groups from revolting
• However, there is little to no proof
stating the war was lengthened or
shortened due to the unconditional
surrender policy.
Italian campaign
• Sicily fell in August of 1943.
• Afterwards, Mussolini was deposed
and Italy unconditionally
• But…. The Nazis were still there.
• Fighting raged on and Rome was
taken in June of 1944, and the fight
continued in Italy until May 5, 1945.
• Italian campaign…Good or bad?
D-Day June 6, 1944
• Tehran Conference
– Big Three (Stalin, Roosevelt, and Churchill)
met to from Nov 28-Dec 1 1943
– Broad plans on how to attack in the West and
coordinate Soviet movements and attacks in
the East.
• Invasion of France was organized and lad

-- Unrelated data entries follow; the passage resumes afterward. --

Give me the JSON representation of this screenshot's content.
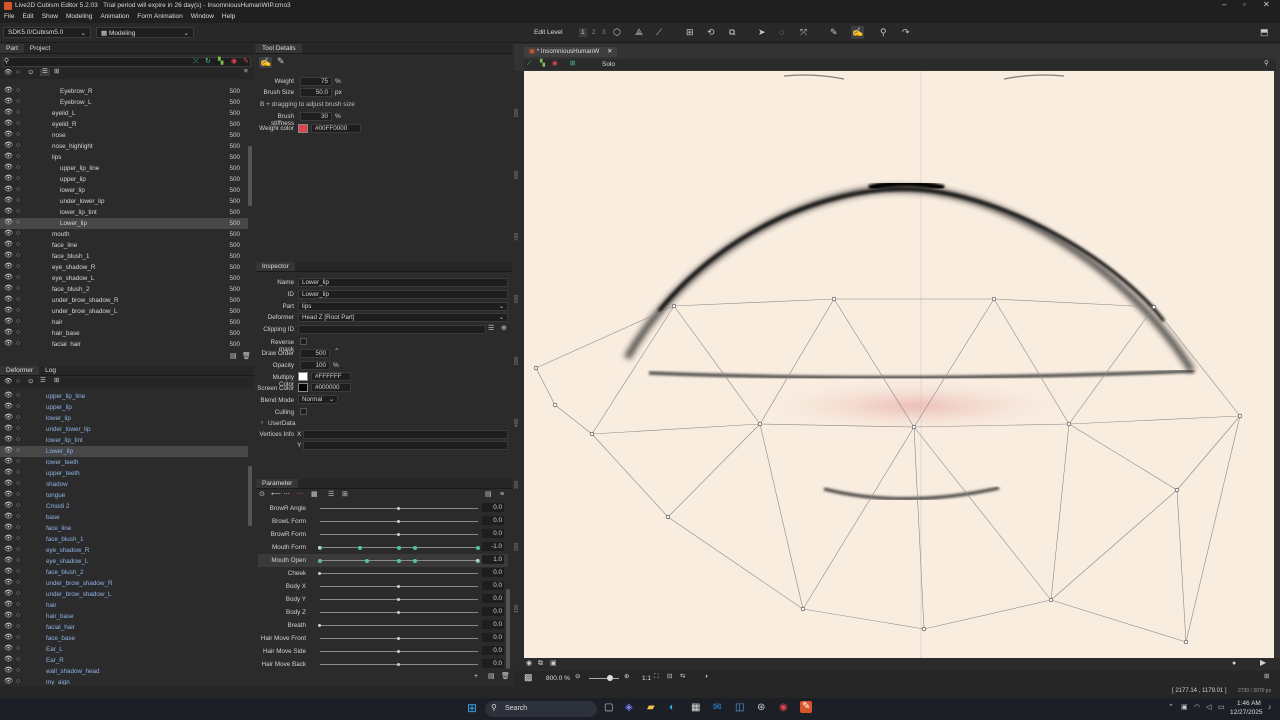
{
  "title": {
    "app": "Live2D Cubism Editor 5.2.03",
    "trial": "Trial period will expire in 26 day(s)",
    "file": "InsomniousHumanWIP.cmo3"
  },
  "menu": [
    "File",
    "Edit",
    "Show",
    "Modeling",
    "Animation",
    "Form Animation",
    "Window",
    "Help"
  ],
  "toolbar": {
    "sdk": "SDK5.0/Cubism5.0",
    "mode": "Modeling",
    "edit_level_label": "Edit Level",
    "edit_levels": [
      "1",
      "2",
      "3"
    ]
  },
  "part_panel": {
    "tabs": [
      "Part",
      "Project"
    ],
    "rows": [
      {
        "name": "Eyebrow_R",
        "value": "500"
      },
      {
        "name": "Eyebrow_L",
        "value": "500"
      },
      {
        "name": "eyelid_L",
        "value": "500"
      },
      {
        "name": "eyelid_R",
        "value": "500"
      },
      {
        "name": "nose",
        "value": "500"
      },
      {
        "name": "nose_highlight",
        "value": "500"
      },
      {
        "name": "lips",
        "value": "500"
      },
      {
        "name": "upper_lip_line",
        "value": "500"
      },
      {
        "name": "upper_lip",
        "value": "500"
      },
      {
        "name": "lower_lip",
        "value": "500"
      },
      {
        "name": "under_lower_lip",
        "value": "500"
      },
      {
        "name": "lower_lip_tint",
        "value": "500"
      },
      {
        "name": "Lower_lip",
        "value": "500"
      },
      {
        "name": "mouth",
        "value": "500"
      },
      {
        "name": "face_line",
        "value": "500"
      },
      {
        "name": "face_blush_1",
        "value": "500"
      },
      {
        "name": "eye_shadow_R",
        "value": "500"
      },
      {
        "name": "eye_shadow_L",
        "value": "500"
      },
      {
        "name": "face_blush_2",
        "value": "500"
      },
      {
        "name": "under_brow_shadow_R",
        "value": "500"
      },
      {
        "name": "under_brow_shadow_L",
        "value": "500"
      },
      {
        "name": "hair",
        "value": "500"
      },
      {
        "name": "hair_base",
        "value": "500"
      },
      {
        "name": "facial_hair",
        "value": "500"
      }
    ]
  },
  "deformer_panel": {
    "tabs": [
      "Deformer",
      "Log"
    ],
    "rows": [
      "upper_lip_line",
      "upper_lip",
      "lower_lip",
      "under_lower_lip",
      "lower_lip_tint",
      "Lower_lip",
      "lower_teeth",
      "upper_teeth",
      "shadow",
      "tongue",
      "Cmodi 2",
      "base",
      "face_line",
      "face_blush_1",
      "eye_shadow_R",
      "eye_shadow_L",
      "face_blush_2",
      "under_brow_shadow_R",
      "under_brow_shadow_L",
      "hair",
      "hair_base",
      "facial_hair",
      "face_base",
      "Ear_L",
      "Ear_R",
      "wall_shadow_head",
      "my_aign"
    ]
  },
  "tool_details": {
    "header": "Tool Details",
    "weight_label": "Weight",
    "weight": "75",
    "weight_unit": "%",
    "brush_size_label": "Brush Size",
    "brush_size": "50.0",
    "brush_size_unit": "px",
    "hint": "B + dragging to adjust brush size",
    "stiffness_label": "Brush stiffness",
    "stiffness": "30",
    "stiffness_unit": "%",
    "weight_color_label": "Weight color",
    "weight_color": "#00FF0000",
    "weight_color_swatch": "#e0444c"
  },
  "inspector": {
    "header": "Inspector",
    "name_label": "Name",
    "name": "Lower_lip",
    "id_label": "ID",
    "id": "Lower_lip",
    "part_label": "Part",
    "part": "lips",
    "deformer_label": "Deformer",
    "deformer": "Head Z  [Root Part]",
    "clipping_label": "Clipping ID",
    "clipping": "",
    "reverse_mask_label": "Reverse mask",
    "draw_order_label": "Draw Order",
    "draw_order": "500",
    "opacity_label": "Opacity",
    "opacity": "100",
    "opacity_unit": "%",
    "multiply_label": "Multiply Color",
    "multiply": "#FFFFFF",
    "screen_label": "Screen Color",
    "screen": "#000000",
    "blend_label": "Blend Mode",
    "blend": "Normal",
    "culling_label": "Culling",
    "userdata_label": "UserData",
    "vertices_label": "Vertices Info",
    "vx_label": "X",
    "vy_label": "Y"
  },
  "parameters": {
    "header": "Parameter",
    "rows": [
      {
        "name": "BrowR Angle",
        "value": "0.0",
        "fraction": 0.5,
        "keys": []
      },
      {
        "name": "BrowL Form",
        "value": "0.0",
        "fraction": 0.5,
        "keys": []
      },
      {
        "name": "BrowR Form",
        "value": "0.0",
        "fraction": 0.5,
        "keys": []
      },
      {
        "name": "Mouth Form",
        "value": "-1.0",
        "fraction": 0.0,
        "keys": [
          0.0,
          0.25,
          0.5,
          0.6,
          1.0
        ]
      },
      {
        "name": "Mouth Open",
        "value": "1.0",
        "fraction": 1.0,
        "keys": [
          0.0,
          0.3,
          0.5,
          0.6,
          1.0
        ]
      },
      {
        "name": "Cheek",
        "value": "0.0",
        "fraction": 0.0,
        "keys": []
      },
      {
        "name": "Body X",
        "value": "0.0",
        "fraction": 0.5,
        "keys": []
      },
      {
        "name": "Body Y",
        "value": "0.0",
        "fraction": 0.5,
        "keys": []
      },
      {
        "name": "Body Z",
        "value": "0.0",
        "fraction": 0.5,
        "keys": []
      },
      {
        "name": "Breath",
        "value": "0.0",
        "fraction": 0.0,
        "keys": []
      },
      {
        "name": "Hair Move Front",
        "value": "0.0",
        "fraction": 0.5,
        "keys": []
      },
      {
        "name": "Hair Move Side",
        "value": "0.0",
        "fraction": 0.5,
        "keys": []
      },
      {
        "name": "Hair Move Back",
        "value": "0.0",
        "fraction": 0.5,
        "keys": []
      }
    ]
  },
  "viewport": {
    "tab": "InsomniousHumanW",
    "solo": "Solo",
    "zoom": "800.0 %",
    "ratio": "1:1",
    "ruler": [
      "900",
      "800",
      "700",
      "600",
      "500",
      "400",
      "300",
      "200",
      "100"
    ],
    "coords": "[ 2177.14 , 1179.01 ]",
    "canvas_size": "2730 / 3070 px"
  },
  "taskbar": {
    "search": "Search",
    "time": "1:46 AM",
    "date": "12/27/2025"
  }
}
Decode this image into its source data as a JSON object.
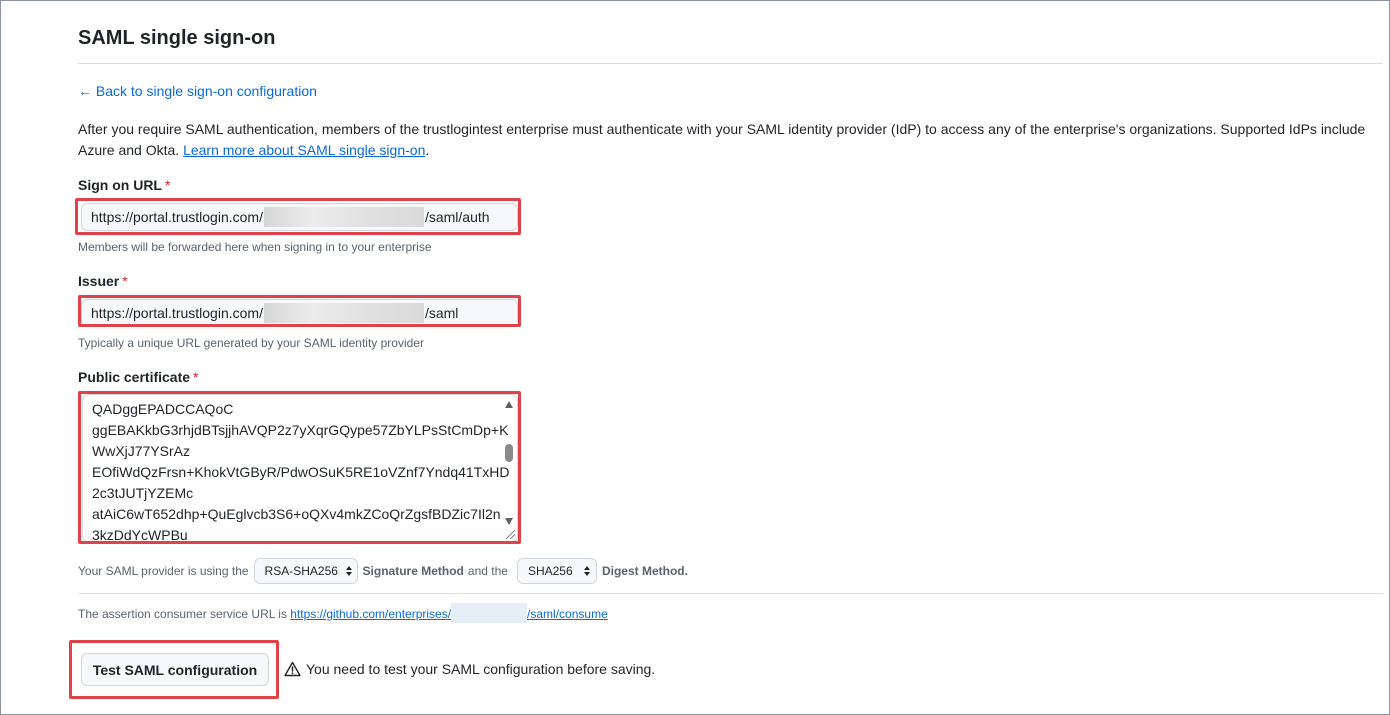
{
  "page": {
    "title": "SAML single sign-on",
    "back_link": "← Back to single sign-on configuration",
    "intro_text": "After you require SAML authentication, members of the trustlogintest enterprise must authenticate with your SAML identity provider (IdP) to access any of the enterprise's organizations. Supported IdPs include Azure and Okta. ",
    "intro_link": "Learn more about SAML single sign-on",
    "intro_end": "."
  },
  "sign_on_url": {
    "label": "Sign on URL",
    "required": "*",
    "value_prefix": "https://portal.trustlogin.com/",
    "value_suffix": "/saml/auth",
    "hint": "Members will be forwarded here when signing in to your enterprise"
  },
  "issuer": {
    "label": "Issuer",
    "required": "*",
    "value_prefix": "https://portal.trustlogin.com/",
    "value_suffix": "/saml",
    "hint": "Typically a unique URL generated by your SAML identity provider"
  },
  "certificate": {
    "label": "Public certificate",
    "required": "*",
    "lines": [
      "QADggEPADCCAQoC",
      "ggEBAKkbG3rhjdBTsjjhAVQP2z7yXqrGQype57ZbYLPsStCmDp+K",
      "WwXjJ77YSrAz",
      "EOfiWdQzFrsn+KhokVtGByR/PdwOSuK5RE1oVZnf7Yndq41TxHD",
      "2c3tJUTjYZEMc",
      "atAiC6wT652dhp+QuEglvcb3S6+oQXv4mkZCoQrZgsfBDZic7Il2n",
      "3kzDdYcWPBu"
    ]
  },
  "methods": {
    "text_before": "Your SAML provider is using the",
    "signature_value": "RSA-SHA256",
    "signature_label": "Signature Method",
    "text_middle": "and the",
    "digest_value": "SHA256",
    "digest_label": "Digest Method."
  },
  "acs": {
    "text": "The assertion consumer service URL is ",
    "link_prefix": "https://github.com/enterprises/",
    "link_suffix": "/saml/consume"
  },
  "actions": {
    "test_button": "Test SAML configuration",
    "warning": "You need to test your SAML configuration before saving."
  },
  "colors": {
    "link": "#0969da",
    "required": "#cf222e",
    "highlight": "#e0424a"
  }
}
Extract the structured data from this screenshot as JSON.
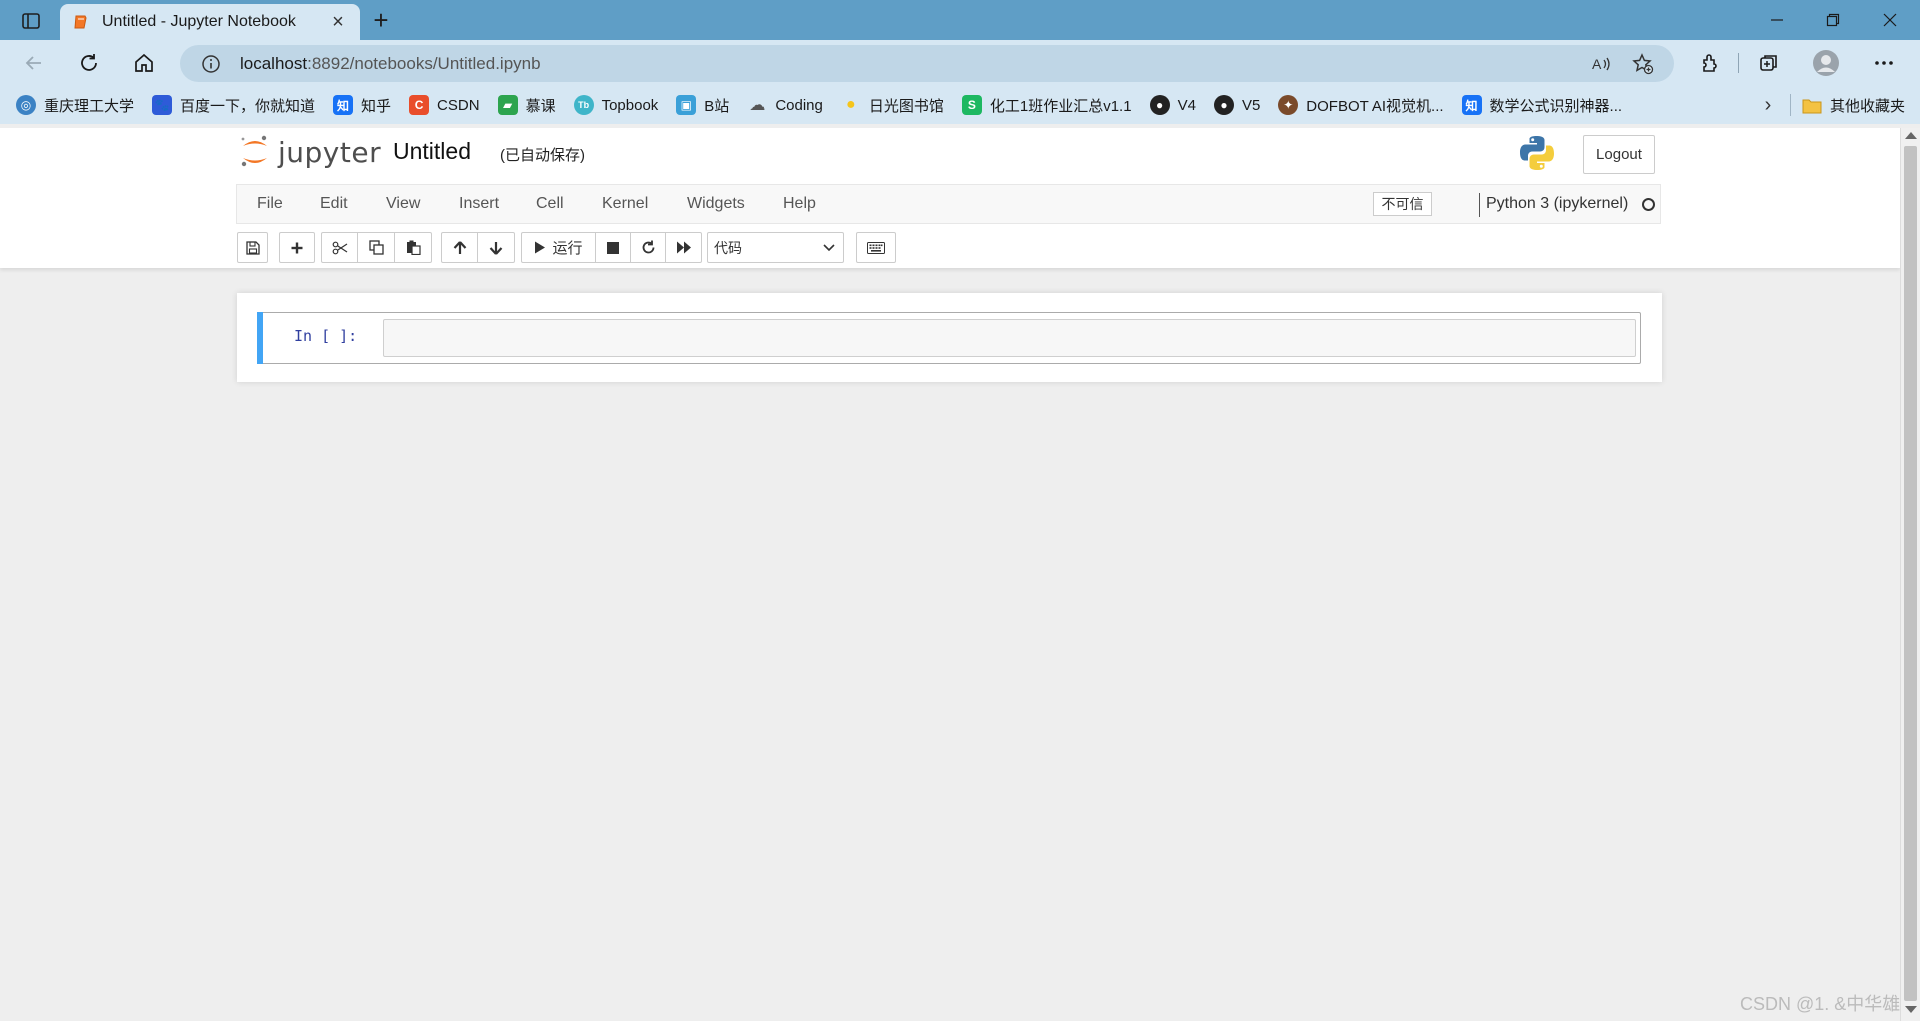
{
  "browser": {
    "tab": {
      "title": "Untitled - Jupyter Notebook"
    },
    "address": {
      "host": "localhost",
      "rest": ":8892/notebooks/Untitled.ipynb"
    },
    "bookmarks": [
      {
        "label": "重庆理工大学",
        "icon": "cqut-icon",
        "color": "#3b82c4"
      },
      {
        "label": "百度一下，你就知道",
        "icon": "baidu-icon",
        "color": "#2e5bd8"
      },
      {
        "label": "知乎",
        "icon": "zhihu-icon",
        "color": "#1772f6"
      },
      {
        "label": "CSDN",
        "icon": "csdn-icon",
        "color": "#e94d2a"
      },
      {
        "label": "慕课",
        "icon": "mooc-icon",
        "color": "#2da44e"
      },
      {
        "label": "Topbook",
        "icon": "topbook-icon",
        "color": "#3fb5c9"
      },
      {
        "label": "B站",
        "icon": "bilibili-icon",
        "color": "#3aa0d8"
      },
      {
        "label": "Coding",
        "icon": "coding-icon",
        "color": "#555555"
      },
      {
        "label": "日光图书馆",
        "icon": "sun-icon",
        "color": "#f5c51b"
      },
      {
        "label": "化工1班作业汇总v1.1",
        "icon": "sheet-icon",
        "color": "#1db861"
      },
      {
        "label": "V4",
        "icon": "github-icon",
        "color": "#222222"
      },
      {
        "label": "V5",
        "icon": "github-icon",
        "color": "#222222"
      },
      {
        "label": "DOFBOT AI视觉机...",
        "icon": "dofbot-icon",
        "color": "#7a4a2a"
      },
      {
        "label": "数学公式识别神器...",
        "icon": "zhihu-icon",
        "color": "#1772f6"
      }
    ],
    "other_bookmarks": "其他收藏夹"
  },
  "jupyter": {
    "logo_text": "jupyter",
    "notebook_name": "Untitled",
    "autosave_status": "(已自动保存)",
    "logout_label": "Logout",
    "menu": {
      "file": "File",
      "edit": "Edit",
      "view": "View",
      "insert": "Insert",
      "cell": "Cell",
      "kernel": "Kernel",
      "widgets": "Widgets",
      "help": "Help"
    },
    "trust_label": "不可信",
    "kernel_name": "Python 3 (ipykernel)",
    "toolbar": {
      "run_label": "运行",
      "cell_type": "代码"
    },
    "cell": {
      "prompt": "In [ ]:",
      "content": ""
    }
  },
  "watermark": "CSDN @1. &中华雄"
}
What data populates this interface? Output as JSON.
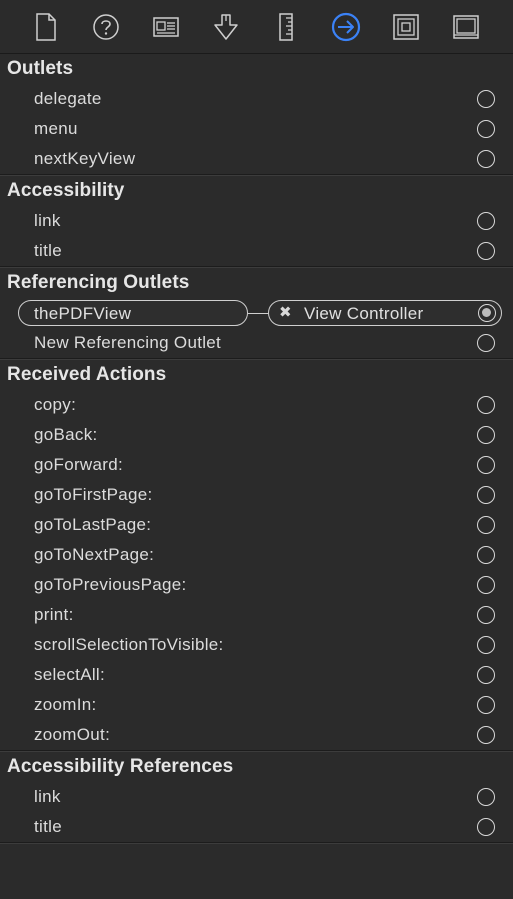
{
  "toolbar": {
    "icons": [
      {
        "name": "file-inspector-icon"
      },
      {
        "name": "help-inspector-icon"
      },
      {
        "name": "identity-inspector-icon"
      },
      {
        "name": "attributes-inspector-icon"
      },
      {
        "name": "size-inspector-icon"
      },
      {
        "name": "connections-inspector-icon",
        "selected": true
      },
      {
        "name": "bindings-inspector-icon"
      },
      {
        "name": "view-effects-inspector-icon"
      }
    ],
    "accent_color": "#3b82f6"
  },
  "sections": {
    "outlets": {
      "title": "Outlets",
      "items": [
        "delegate",
        "menu",
        "nextKeyView"
      ]
    },
    "accessibility": {
      "title": "Accessibility",
      "items": [
        "link",
        "title"
      ]
    },
    "referencing_outlets": {
      "title": "Referencing Outlets",
      "connection": {
        "outlet": "thePDFView",
        "target": "View Controller",
        "remove_glyph": "✖"
      },
      "new_outlet_label": "New Referencing Outlet"
    },
    "received_actions": {
      "title": "Received Actions",
      "items": [
        "copy:",
        "goBack:",
        "goForward:",
        "goToFirstPage:",
        "goToLastPage:",
        "goToNextPage:",
        "goToPreviousPage:",
        "print:",
        "scrollSelectionToVisible:",
        "selectAll:",
        "zoomIn:",
        "zoomOut:"
      ]
    },
    "accessibility_references": {
      "title": "Accessibility References",
      "items": [
        "link",
        "title"
      ]
    }
  }
}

by Eisenhower.
• Allied powers chose Normandy France for
the attack.
Election of 1944
Thomas Dewey-R
FDR and Truman
FDR-Runs for 4th Term
FDR wins 432-99
Battle of the Bulge
• By December of 44, Germany seemed to
be on the brink of defeat.
– Sovets attacking in the east
– Round-the-Clock bombing from the Brits and
– Western Front about to buckle from attack
• Hitler made one last ditch attempt and
breaking the Allied lines in the Ardennes
forest, to capture Antwerp
• For ten Days, Hitler was successful, but
the 101st Airborne division held firm and
stopped their advance.
Battle of the Bulge
After defeating
Germans at
The Battle of the
Bulge, Americans
Advanced to
The Rhine by
March of 45 and
To the Elbe by
April of 45.
Germany defeated
• Soviets captured Berlin in April-may
of 45.
• April 30, Hitler committed suicide
after marrying his mistress Eva Braun
• However, on April 12, 1945,
Roosevelt died from a cerebral
Japan and the End of the War
• American submarines reduced Japan’s
merchant fleet to nothing. All told, 1042
ships were sunk, about 50 percent of
Japan’s fleet.
• Also, japans' cities were being reduced to
rubble by the constant barrage of American
• March 9-10 1945, massive fire-bombing
destroyed Tokyo
– 250,000 buildings destroyed
– 83,000 people
– Damage was on same scale as the Atomic
Japan and the End of the War
• MacArthur, with 600 ships and 250,000
men attacked Philippines:
– People of the Philippines, I have returned, rally
to me.
• Battle of Leyte Sea, last ditch effort by
Japanese to stop Americans, but
Americans win all three battles. (Oct 2326 1944)
• Philippines taken July of 45, but with
60,000 casualties.
• Iwo Jima taken March 45.
• Okinawa taken June of 45, but with
50,000 casulaties.
Iwo Jima Photo
Mt. Suribachi, Iwo Jima
V-E Day
On May 8, 1945 the surrender
Of Germany was officially
7 Future American Presidents
Views of the World Were Formed
by Their Service in World War II
The Beginning of the
Nuclear Age
It’s Finally Over!!!!!
WW II Memorial in
Washington, DC
Dedicated on April 29, 2004